#75 - The Man From Nowhere
Bob Dylan: Troubadour of De-Industrialization
Lots of grumpy critical responses to No Direction Home, the Martin Scorsese film about Dylan just released on DVD and airing on PBS's American Masters series around the nation (see links below). Most of these critiques arise out of the typical baby boomer nostalgia versus boomer hater generational debates that have been ongoing since the early 1970s.
My experience of the film was quite different. Scorsese's point in sculpting the film from interviews conducted by Dylan's manager Jeff Rosen (so perhaps this is Dylan's point as much as Scorsese's) seems intriguingly twofold. Dylan at once alludes to his roots in a pre-boomer past yet also suggests that he ultimately is a man without a past -- the man from nowhere, with no direction home.
Dylan was shaped, the film claims, by his links to an earlier industrial America: a world of Hibbing, Minnesota, miners and small town life, of tentshows, blackface clowns, and circuses, of scratchy 78s and static-laden radio broadcasts of country music on the ether, a world of Woody Guthrie and unions, tentative stability for some and a whole lot of suffering for most working-class people.
Simultaneously, as the title of the film indicates, Dylan is the man from nowhere, a blank slate, a tabula rosa, baaabe! He's got "no direction home." Which is to say, his home becomes a place of continual motion and movement, the journey of a self-appointed "musical expeditionary" who discovers that that his home is no destination (not even Destination Row), but rather the flickering, pulsating, electrified energy of kinesis itself.
This double move is what makes Dylan the troubadour of de-industrialization. It's why there's more going on in the film (and in the first installment of Dylan's memoir, Chronicles) than just baby boomer nostalgia. Dylan expresses the extraordinary dislocation of de-industrialization, a rupture in social order that made the revolutionary moment of the 1960s possible, but only in profoundly anxious, scary ways.
Dylan links himself to an older world: to the roots and residues of the industrial order circa 1860-1930. He's got the coal dust and iron-ore residues of those Hibbing miners on his soul -- the possibilities and dreams, most of all the order and structure of their world.
But he also expresses in his persona the profound dislocation from that order wrought by the electronic and mass-mediated transformations in American society after World War II. The rhythms of the industrial world increasingly gave way to new tempos. The sounds and flow of work and leisure, the links to still older ways of life, faded in the jet engine howl, the satellite hum, the radar blip and bleep. The steady pulse of pistons gave way to nuclear fission, the threat of nuclear annihilation, and also the many new pleasures, connections, and strange sensations of electronic society. Train whistle to rocket's sonic boom. Grain silo to missile silo. Mono radio chat to televised spectacle and the stereophonic imagination.
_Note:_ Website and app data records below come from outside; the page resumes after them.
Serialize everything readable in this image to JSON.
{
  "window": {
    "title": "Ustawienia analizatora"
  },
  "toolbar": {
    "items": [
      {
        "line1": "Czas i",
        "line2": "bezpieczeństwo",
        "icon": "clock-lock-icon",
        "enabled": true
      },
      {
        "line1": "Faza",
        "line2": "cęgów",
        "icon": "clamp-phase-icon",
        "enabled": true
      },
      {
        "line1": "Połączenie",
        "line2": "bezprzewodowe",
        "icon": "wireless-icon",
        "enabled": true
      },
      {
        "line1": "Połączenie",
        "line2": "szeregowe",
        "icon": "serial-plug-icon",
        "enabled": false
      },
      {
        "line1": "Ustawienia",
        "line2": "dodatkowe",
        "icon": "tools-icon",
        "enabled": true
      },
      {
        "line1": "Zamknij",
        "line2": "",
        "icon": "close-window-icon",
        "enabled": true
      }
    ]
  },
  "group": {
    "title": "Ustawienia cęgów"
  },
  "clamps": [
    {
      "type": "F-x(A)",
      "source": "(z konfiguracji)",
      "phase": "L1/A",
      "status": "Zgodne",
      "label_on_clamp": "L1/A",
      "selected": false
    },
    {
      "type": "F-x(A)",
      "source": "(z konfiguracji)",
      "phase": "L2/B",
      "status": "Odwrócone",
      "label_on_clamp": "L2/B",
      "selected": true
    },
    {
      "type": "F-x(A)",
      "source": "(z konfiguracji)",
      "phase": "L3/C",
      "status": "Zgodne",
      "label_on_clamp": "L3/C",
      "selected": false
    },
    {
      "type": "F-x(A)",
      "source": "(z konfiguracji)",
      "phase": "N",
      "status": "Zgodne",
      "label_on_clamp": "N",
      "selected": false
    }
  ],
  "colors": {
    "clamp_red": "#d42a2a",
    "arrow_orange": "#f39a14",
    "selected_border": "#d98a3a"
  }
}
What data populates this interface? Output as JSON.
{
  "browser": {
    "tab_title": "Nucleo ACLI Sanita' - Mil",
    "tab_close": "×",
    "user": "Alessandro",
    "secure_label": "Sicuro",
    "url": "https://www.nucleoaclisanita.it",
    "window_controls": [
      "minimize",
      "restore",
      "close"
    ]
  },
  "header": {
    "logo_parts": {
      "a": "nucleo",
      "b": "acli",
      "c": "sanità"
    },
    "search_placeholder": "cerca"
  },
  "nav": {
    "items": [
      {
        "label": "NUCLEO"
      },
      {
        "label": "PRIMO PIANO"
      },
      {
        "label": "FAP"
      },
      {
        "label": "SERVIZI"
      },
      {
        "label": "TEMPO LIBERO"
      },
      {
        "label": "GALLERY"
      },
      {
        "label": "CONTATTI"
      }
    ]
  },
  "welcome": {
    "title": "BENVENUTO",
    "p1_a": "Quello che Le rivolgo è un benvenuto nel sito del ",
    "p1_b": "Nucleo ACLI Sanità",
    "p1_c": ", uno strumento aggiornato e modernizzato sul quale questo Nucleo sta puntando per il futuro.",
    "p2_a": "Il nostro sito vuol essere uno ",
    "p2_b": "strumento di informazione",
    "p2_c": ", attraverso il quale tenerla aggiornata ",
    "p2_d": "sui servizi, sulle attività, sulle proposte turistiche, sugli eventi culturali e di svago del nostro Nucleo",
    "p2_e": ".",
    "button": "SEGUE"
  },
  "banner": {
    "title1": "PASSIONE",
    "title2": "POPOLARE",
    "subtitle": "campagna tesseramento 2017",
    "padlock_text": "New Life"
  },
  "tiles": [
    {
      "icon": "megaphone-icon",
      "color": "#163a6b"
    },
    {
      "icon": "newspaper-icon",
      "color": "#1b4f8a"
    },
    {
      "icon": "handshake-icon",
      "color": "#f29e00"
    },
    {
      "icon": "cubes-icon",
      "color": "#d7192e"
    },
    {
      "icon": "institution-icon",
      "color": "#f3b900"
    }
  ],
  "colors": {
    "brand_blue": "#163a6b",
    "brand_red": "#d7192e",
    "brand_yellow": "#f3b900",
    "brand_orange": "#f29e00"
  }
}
Dylan's persona registers these transformations, the losses they entailed, and the possibilities they encompassed. The film's movement between the early adolescent and acoustic folk Dylan and the strange angel-devil in a sharkskin suit from the 1966 electric performances with the Hawks (soon to become the Band) mark the leap that Dylan made into the postmodern self. "There is no I -- there is only a series of mouths," he wrote in an amphetamine blaze on the back of the 1965 album Highway 61 Revisited. This self had no past, no fixed eye (or I for that matter). It was created through the temporary, rapid-fire utterances of mouths, words, language, howls across the frequencies. Not one mouth, but a series of mouths, a self coming into being only through motion and movement, action and pulsation: a Warholian creation of the decentralized circulation of images and sounds through a globalizing, mass-mediated network.
Yet somewhere among the motion are traces, the vaporized past of industrial America that left its burn marks all over Dylan's persona even as he flew off its rickety tracks into something far more wiry and wired: his ephemeral viscerality and snarled motorcycle guitar chords skidding the terrain of the late 20th century. Traces of a "somewhere" continually haunt his "no direction home" but only as ghosts and phantoms, gaslight lamps in the fluorescent glare.
This dialectic between the clank of industrial memory -- tools and grease -- and the purr of de-industrial future -- all aerodynamic and disembodied -- is what makes Dylan such a striking figure, a man out of time for a time out of man.
I think an awareness of that dialectic is the legacy Scorsese and Dylan aim for in No Direction Home. It's what resonates about the film: not so much boomer nostalgia as boomer terror -- a measurement of dislocation between a decaying industrial past and its strange replacement. Bearing the scars of a prior era, the gaping holes of memory, and rejecting them all at the same time; rooted in a lost oldness, which once seemed so rock-bottom real, now on the run toward an unknown future, invisible with no secrets to conceal: Dylan in the 60s is the troubadour of the transition to a post-industrial world.
27 September 2005